>>>>>
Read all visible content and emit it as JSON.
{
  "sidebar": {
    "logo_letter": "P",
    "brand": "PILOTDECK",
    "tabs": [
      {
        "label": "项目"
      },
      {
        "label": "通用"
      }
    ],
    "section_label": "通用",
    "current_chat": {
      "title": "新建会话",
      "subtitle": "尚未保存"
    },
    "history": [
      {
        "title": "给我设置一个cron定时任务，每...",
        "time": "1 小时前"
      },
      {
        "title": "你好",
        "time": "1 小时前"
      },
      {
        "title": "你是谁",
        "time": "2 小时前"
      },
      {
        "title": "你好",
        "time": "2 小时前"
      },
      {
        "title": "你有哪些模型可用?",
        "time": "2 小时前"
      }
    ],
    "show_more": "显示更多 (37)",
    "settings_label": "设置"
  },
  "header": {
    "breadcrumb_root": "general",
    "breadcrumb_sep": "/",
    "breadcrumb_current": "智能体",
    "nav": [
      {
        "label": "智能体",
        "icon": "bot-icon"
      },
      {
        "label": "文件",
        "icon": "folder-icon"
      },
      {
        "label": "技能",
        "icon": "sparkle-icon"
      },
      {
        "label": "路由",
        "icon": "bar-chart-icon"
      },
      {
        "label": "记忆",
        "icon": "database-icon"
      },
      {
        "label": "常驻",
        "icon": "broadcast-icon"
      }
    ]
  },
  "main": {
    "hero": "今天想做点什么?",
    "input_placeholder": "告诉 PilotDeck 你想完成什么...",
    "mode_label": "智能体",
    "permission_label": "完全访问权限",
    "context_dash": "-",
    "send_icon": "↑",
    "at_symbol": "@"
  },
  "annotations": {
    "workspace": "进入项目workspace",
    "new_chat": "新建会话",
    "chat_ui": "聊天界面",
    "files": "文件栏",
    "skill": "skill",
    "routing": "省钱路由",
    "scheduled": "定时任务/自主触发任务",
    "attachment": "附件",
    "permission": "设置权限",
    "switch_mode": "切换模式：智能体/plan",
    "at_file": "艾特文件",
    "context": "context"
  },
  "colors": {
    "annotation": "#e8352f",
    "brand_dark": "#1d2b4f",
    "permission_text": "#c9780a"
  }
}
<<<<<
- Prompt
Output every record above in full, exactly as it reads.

- Written solution
Read all visible content and emit it as JSON.
{
  "sidebar": {
    "logo_letter": "P",
    "brand": "PILOTDECK",
    "tabs": [
      {
        "label": "项目"
      },
      {
        "label": "通用"
      }
    ],
    "section_label": "通用",
    "current_chat": {
      "title": "新建会话",
      "subtitle": "尚未保存"
    },
    "history": [
      {
        "title": "给我设置一个cron定时任务，每...",
        "time": "1 小时前"
      },
      {
        "title": "你好",
        "time": "1 小时前"
      },
      {
        "title": "你是谁",
        "time": "2 小时前"
      },
      {
        "title": "你好",
        "time": "2 小时前"
      },
      {
        "title": "你有哪些模型可用?",
        "time": "2 小时前"
      }
    ],
    "show_more": "显示更多 (37)",
    "settings_label": "设置"
  },
  "header": {
    "breadcrumb_root": "general",
    "breadcrumb_sep": "/",
    "breadcrumb_current": "智能体",
    "nav": [
      {
        "label": "智能体",
        "icon": "bot-icon"
      },
      {
        "label": "文件",
        "icon": "folder-icon"
      },
      {
        "label": "技能",
        "icon": "sparkle-icon"
      },
      {
        "label": "路由",
        "icon": "bar-chart-icon"
      },
      {
        "label": "记忆",
        "icon": "database-icon"
      },
      {
        "label": "常驻",
        "icon": "broadcast-icon"
      }
    ]
  },
  "main": {
    "hero": "今天想做点什么?",
    "input_placeholder": "告诉 PilotDeck 你想完成什么...",
    "mode_label": "智能体",
    "permission_label": "完全访问权限",
    "context_dash": "-",
    "send_icon": "↑",
    "at_symbol": "@"
  },
  "annotations": {
    "workspace": "进入项目workspace",
    "new_chat": "新建会话",
    "chat_ui": "聊天界面",
    "files": "文件栏",
    "skill": "skill",
    "routing": "省钱路由",
    "scheduled": "定时任务/自主触发任务",
    "attachment": "附件",
    "permission": "设置权限",
    "switch_mode": "切换模式：智能体/plan",
    "at_file": "艾特文件",
    "context": "context"
  },
  "colors": {
    "annotation": "#e8352f",
    "brand_dark": "#1d2b4f",
    "permission_text": "#c9780a"
  }
}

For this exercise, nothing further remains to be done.